• _Requirement_:
Omitting every picture, output the records below exactly, please.

• _Dataset records_:
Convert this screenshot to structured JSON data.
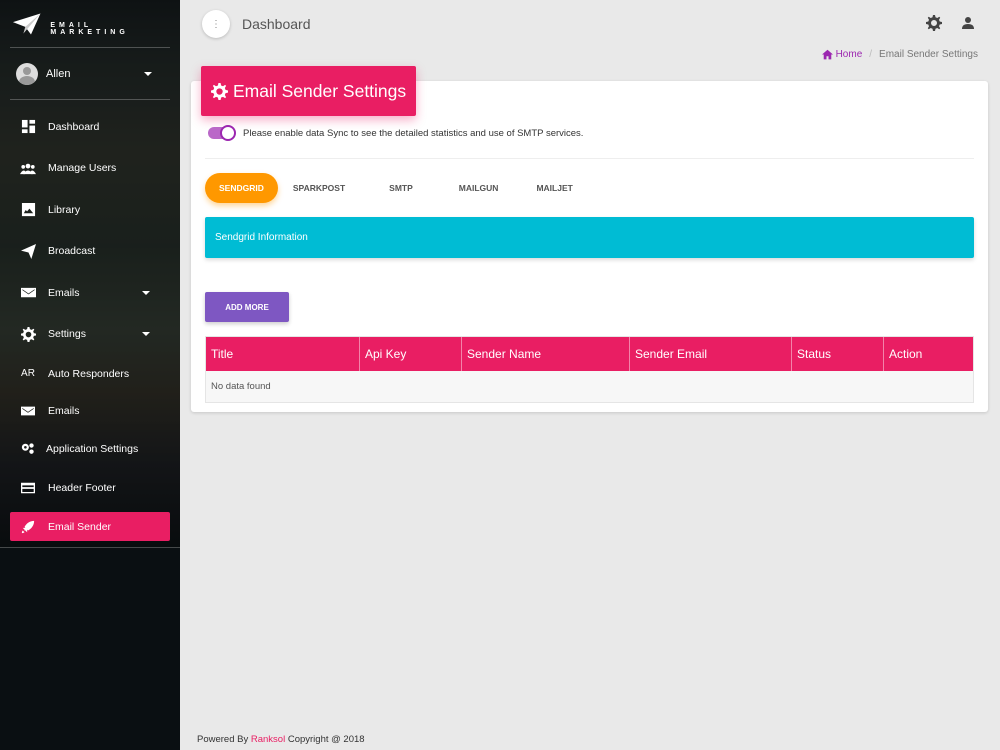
{
  "app": {
    "logo_text": "EMAIL MARKETING",
    "user_name": "Allen"
  },
  "sidebar": {
    "items": [
      {
        "label": "Dashboard",
        "icon": "dashboard-icon"
      },
      {
        "label": "Manage Users",
        "icon": "users-icon"
      },
      {
        "label": "Library",
        "icon": "image-icon"
      },
      {
        "label": "Broadcast",
        "icon": "send-icon"
      },
      {
        "label": "Emails",
        "icon": "mail-icon"
      },
      {
        "label": "Settings",
        "icon": "gear-icon"
      }
    ],
    "sub_items": [
      {
        "label": "Auto Responders",
        "icon_text": "AR"
      },
      {
        "label": "Emails",
        "icon": "mail-icon"
      },
      {
        "label": "Application Settings",
        "icon": "gears-icon"
      },
      {
        "label": "Header Footer",
        "icon": "card-icon"
      },
      {
        "label": "Email Sender",
        "icon": "rocket-icon"
      }
    ]
  },
  "topbar": {
    "title": "Dashboard",
    "menu_icon": "⋮"
  },
  "breadcrumb": {
    "home": "Home",
    "separator": "/",
    "current": "Email Sender Settings"
  },
  "card": {
    "title": "Email Sender Settings",
    "sync_text": "Please enable data Sync to see the detailed statistics and use of SMTP services.",
    "sync_enabled": true,
    "tabs": [
      "SENDGRID",
      "SPARKPOST",
      "SMTP",
      "MAILGUN",
      "MAILJET"
    ],
    "active_tab": "SENDGRID",
    "info_title": "Sendgrid Information",
    "add_button": "ADD MORE",
    "table": {
      "columns": [
        "Title",
        "Api Key",
        "Sender Name",
        "Sender Email",
        "Status",
        "Action"
      ],
      "empty_text": "No data found"
    }
  },
  "footer": {
    "prefix": "Powered By",
    "brand": "Ranksol",
    "suffix": "Copyright @ 2018"
  },
  "colors": {
    "primary": "#e91e63",
    "tab_active": "#ff9800",
    "info": "#00bcd4",
    "button": "#7e57c2",
    "toggle": "#9c27b0"
  }
}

• _Answer section_:
Convert this screenshot to structured JSON data.
{
  "app": {
    "logo_text": "EMAIL MARKETING",
    "user_name": "Allen"
  },
  "sidebar": {
    "items": [
      {
        "label": "Dashboard",
        "icon": "dashboard-icon"
      },
      {
        "label": "Manage Users",
        "icon": "users-icon"
      },
      {
        "label": "Library",
        "icon": "image-icon"
      },
      {
        "label": "Broadcast",
        "icon": "send-icon"
      },
      {
        "label": "Emails",
        "icon": "mail-icon"
      },
      {
        "label": "Settings",
        "icon": "gear-icon"
      }
    ],
    "sub_items": [
      {
        "label": "Auto Responders",
        "icon_text": "AR"
      },
      {
        "label": "Emails",
        "icon": "mail-icon"
      },
      {
        "label": "Application Settings",
        "icon": "gears-icon"
      },
      {
        "label": "Header Footer",
        "icon": "card-icon"
      },
      {
        "label": "Email Sender",
        "icon": "rocket-icon"
      }
    ]
  },
  "topbar": {
    "title": "Dashboard",
    "menu_icon": "⋮"
  },
  "breadcrumb": {
    "home": "Home",
    "separator": "/",
    "current": "Email Sender Settings"
  },
  "card": {
    "title": "Email Sender Settings",
    "sync_text": "Please enable data Sync to see the detailed statistics and use of SMTP services.",
    "sync_enabled": true,
    "tabs": [
      "SENDGRID",
      "SPARKPOST",
      "SMTP",
      "MAILGUN",
      "MAILJET"
    ],
    "active_tab": "SENDGRID",
    "info_title": "Sendgrid Information",
    "add_button": "ADD MORE",
    "table": {
      "columns": [
        "Title",
        "Api Key",
        "Sender Name",
        "Sender Email",
        "Status",
        "Action"
      ],
      "empty_text": "No data found"
    }
  },
  "footer": {
    "prefix": "Powered By",
    "brand": "Ranksol",
    "suffix": "Copyright @ 2018"
  },
  "colors": {
    "primary": "#e91e63",
    "tab_active": "#ff9800",
    "info": "#00bcd4",
    "button": "#7e57c2",
    "toggle": "#9c27b0"
  }
}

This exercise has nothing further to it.